ACTION ITEM -> Keep the pictures out and restate every record exactly.

RECORDS FOR THE EXERCISE ->
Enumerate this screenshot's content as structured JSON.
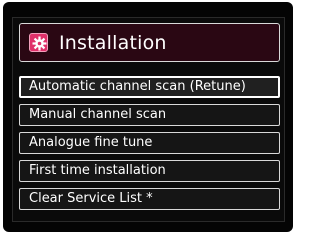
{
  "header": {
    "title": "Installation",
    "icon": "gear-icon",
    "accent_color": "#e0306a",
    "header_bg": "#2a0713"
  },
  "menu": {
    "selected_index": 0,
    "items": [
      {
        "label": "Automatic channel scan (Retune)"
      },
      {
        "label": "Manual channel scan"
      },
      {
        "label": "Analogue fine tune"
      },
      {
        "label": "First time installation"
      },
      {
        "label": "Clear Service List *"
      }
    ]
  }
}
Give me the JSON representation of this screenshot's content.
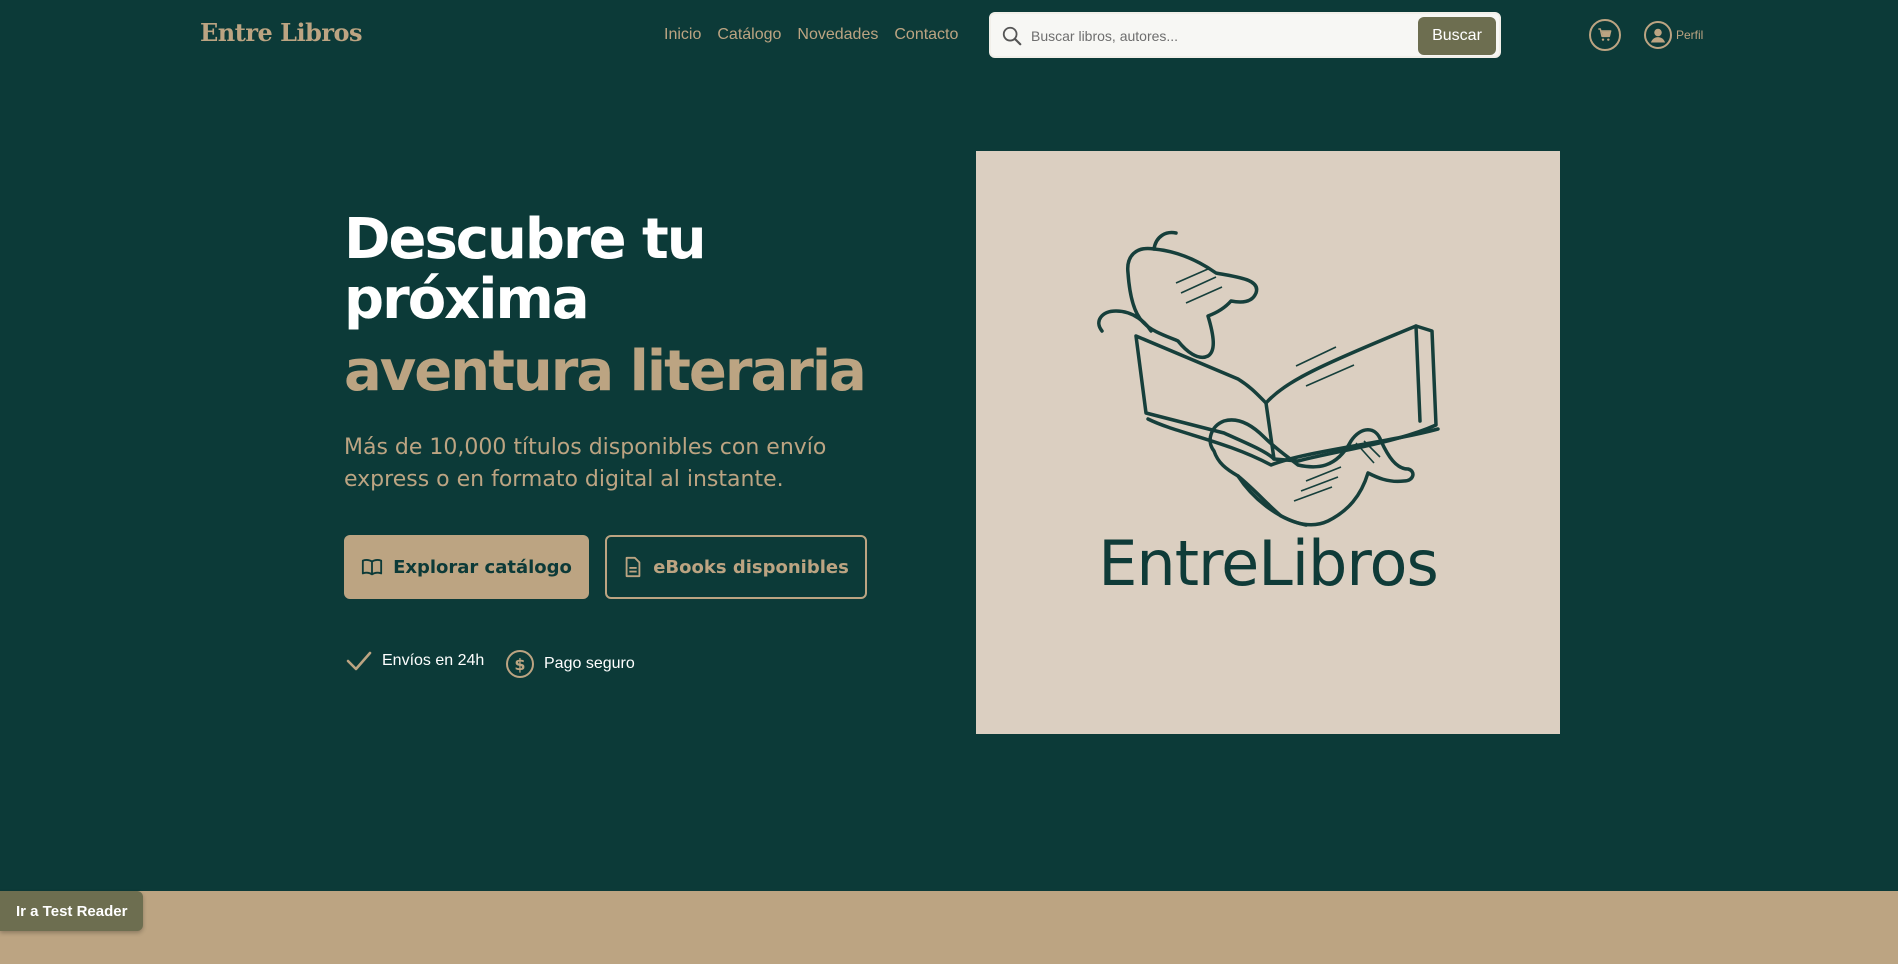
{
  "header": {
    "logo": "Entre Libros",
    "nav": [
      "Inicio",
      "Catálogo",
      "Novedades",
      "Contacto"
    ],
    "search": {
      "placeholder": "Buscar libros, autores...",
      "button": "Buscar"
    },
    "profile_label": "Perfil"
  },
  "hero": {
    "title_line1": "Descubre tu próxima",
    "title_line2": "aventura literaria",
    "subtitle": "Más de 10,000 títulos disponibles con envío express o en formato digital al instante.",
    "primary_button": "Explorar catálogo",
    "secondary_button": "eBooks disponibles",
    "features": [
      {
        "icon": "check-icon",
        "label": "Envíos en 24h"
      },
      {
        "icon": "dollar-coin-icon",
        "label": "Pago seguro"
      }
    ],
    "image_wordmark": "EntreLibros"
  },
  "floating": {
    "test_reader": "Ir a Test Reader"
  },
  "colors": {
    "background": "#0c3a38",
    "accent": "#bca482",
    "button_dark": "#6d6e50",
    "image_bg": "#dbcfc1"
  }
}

SOLUTION TO THIS PROBLEM ->
Enumerate this screenshot's content as structured JSON.
{
  "header": {
    "title": "Installation",
    "icon": "gear-icon",
    "accent_color": "#e0306a",
    "header_bg": "#2a0713"
  },
  "menu": {
    "selected_index": 0,
    "items": [
      {
        "label": "Automatic channel scan (Retune)"
      },
      {
        "label": "Manual channel scan"
      },
      {
        "label": "Analogue fine tune"
      },
      {
        "label": "First time installation"
      },
      {
        "label": "Clear Service List *"
      }
    ]
  }
}
Give me the JSON representation of this screenshot's content.
{
  "header": {
    "logo": "Entre Libros",
    "nav": [
      "Inicio",
      "Catálogo",
      "Novedades",
      "Contacto"
    ],
    "search": {
      "placeholder": "Buscar libros, autores...",
      "button": "Buscar"
    },
    "profile_label": "Perfil"
  },
  "hero": {
    "title_line1": "Descubre tu próxima",
    "title_line2": "aventura literaria",
    "subtitle": "Más de 10,000 títulos disponibles con envío express o en formato digital al instante.",
    "primary_button": "Explorar catálogo",
    "secondary_button": "eBooks disponibles",
    "features": [
      {
        "icon": "check-icon",
        "label": "Envíos en 24h"
      },
      {
        "icon": "dollar-coin-icon",
        "label": "Pago seguro"
      }
    ],
    "image_wordmark": "EntreLibros"
  },
  "floating": {
    "test_reader": "Ir a Test Reader"
  },
  "colors": {
    "background": "#0c3a38",
    "accent": "#bca482",
    "button_dark": "#6d6e50",
    "image_bg": "#dbcfc1"
  }
}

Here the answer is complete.